Inflation in the United States increased in September as a result of rising food and rent prices.
According to government data released Wednesday, the US inflation spike is not finished, with food and rent costs rising in the world’s largest economy last month, reflecting the difficulties Washington policymakers face as they manage the country’s recovery from the pandemic.
The consumer price index (CPI) of the Labor Department grew 5.4 percent in September compared to the same month a year ago, seasonally adjusted. It increased to 0.4 percent in August, just above experts’ expectations.
According to the Labor Department, food and housing prices accounted for more than half of the overall increase, but the influence of growing global energy prices was also visible in the statistics, which some economists suggested could imply inflation is overstaying its welcome.
On Twitter, Grant Thornton’s Diane Swonk remarked, “The increase in shelter prices is important to watch as it could counteract some of the slowing in inflation that occurs once current supply chain problems are overcome.”
As firms resume from Covid-19 shutdowns in 2020 and supply chains struggle with shortages and delays, the United States has seen price rises all year.

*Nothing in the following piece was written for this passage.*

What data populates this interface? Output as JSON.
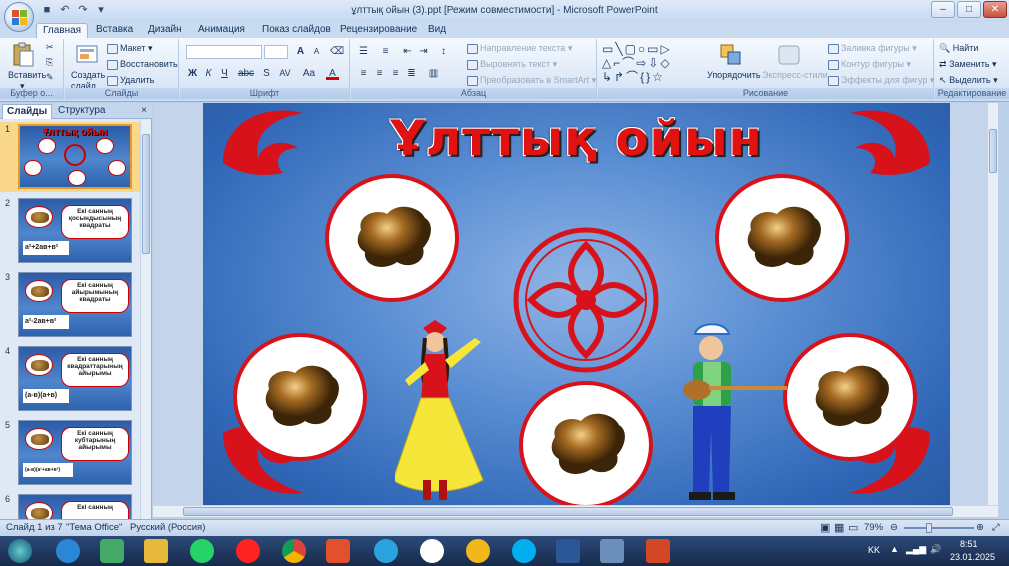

President Joe Biden faces a battle from inflation, which his critics have exploited to claim that his spending plans are excessive.

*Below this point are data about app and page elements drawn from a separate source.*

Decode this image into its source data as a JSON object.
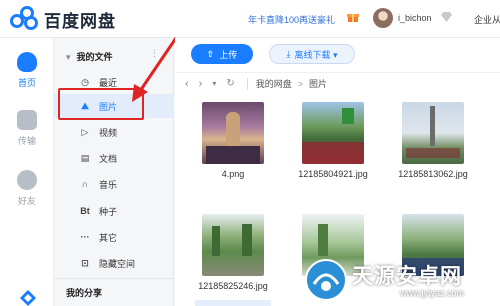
{
  "header": {
    "app_title": "百度网盘",
    "promo": "年卡直降100再送豪礼",
    "username": "i_bichon",
    "company": "企业从"
  },
  "rail": {
    "items": [
      {
        "label": "首页",
        "icon": "cloud-icon",
        "active": true
      },
      {
        "label": "传输",
        "icon": "transfer-icon"
      },
      {
        "label": "好友",
        "icon": "friends-icon"
      }
    ]
  },
  "nav": {
    "my_files": "我的文件",
    "items": [
      {
        "label": "最近",
        "icon": "clock-icon",
        "glyph": "◷"
      },
      {
        "label": "图片",
        "icon": "image-icon",
        "glyph": "⛰"
      },
      {
        "label": "视频",
        "icon": "play-icon",
        "glyph": "▷"
      },
      {
        "label": "文档",
        "icon": "document-icon",
        "glyph": "▤"
      },
      {
        "label": "音乐",
        "icon": "headphones-icon",
        "glyph": "∩"
      },
      {
        "label": "种子",
        "icon": "bt-icon",
        "glyph": "Bt"
      },
      {
        "label": "其它",
        "icon": "more-icon",
        "glyph": "···"
      },
      {
        "label": "隐藏空间",
        "icon": "lock-icon",
        "glyph": "⊡"
      }
    ],
    "my_share": "我的分享"
  },
  "toolbar": {
    "upload": "上传",
    "offline_download": "离线下载 ▾"
  },
  "breadcrumb": {
    "root": "我的网盘",
    "separator": ">",
    "current": "图片"
  },
  "files": [
    {
      "name": "4.png"
    },
    {
      "name": "12185804921.jpg"
    },
    {
      "name": "12185813062.jpg"
    },
    {
      "name": "12185825246.jpg"
    },
    {
      "name": ""
    },
    {
      "name": ""
    }
  ],
  "watermark": {
    "title": "天源安卓网",
    "url": "www.jytyaz.com"
  },
  "colors": {
    "accent": "#1a7cff",
    "highlight": "#e02424"
  }
}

It has also perplexed the Federal Reserve, which has hinted that it may start reducing monetary assistance by the end of the year but may take longer to hike its borrowing rate, despite fears that the central bank’s cheap money policies are causing prices to rise.
According to the report, inflation jumped 4% last month compared to the same month in 2020, excluding volatile food and energy prices. It was up 0.2 percent from August of last year.
Food increased by 0.9 percent, while the food at home category, which includes grocery, increased by 1.2 percent, driving overall inflation higher.
Shelter increased by 0.4 percent, the most since June 2006, according to Ian Shepherdson of Pantheon Macroeconomics.
“This could just be an overshoot after a couple of minor increases,” he said. “However, we can’t rule out the possibility that the fundamentals — quick house price increases, more aggressive landlord pricing, short inventory, and faster wage growth — are pushing up the trend.”
The figures reflected the impact of increased global oil prices, with the gasoline index up 1.2 percent from August and energy overall rising 1.3 percent.
Energy prices have risen by 24.8 percent in the last year. The Washington Newsday Brief News is a daily newspaper published in Washington, D.C.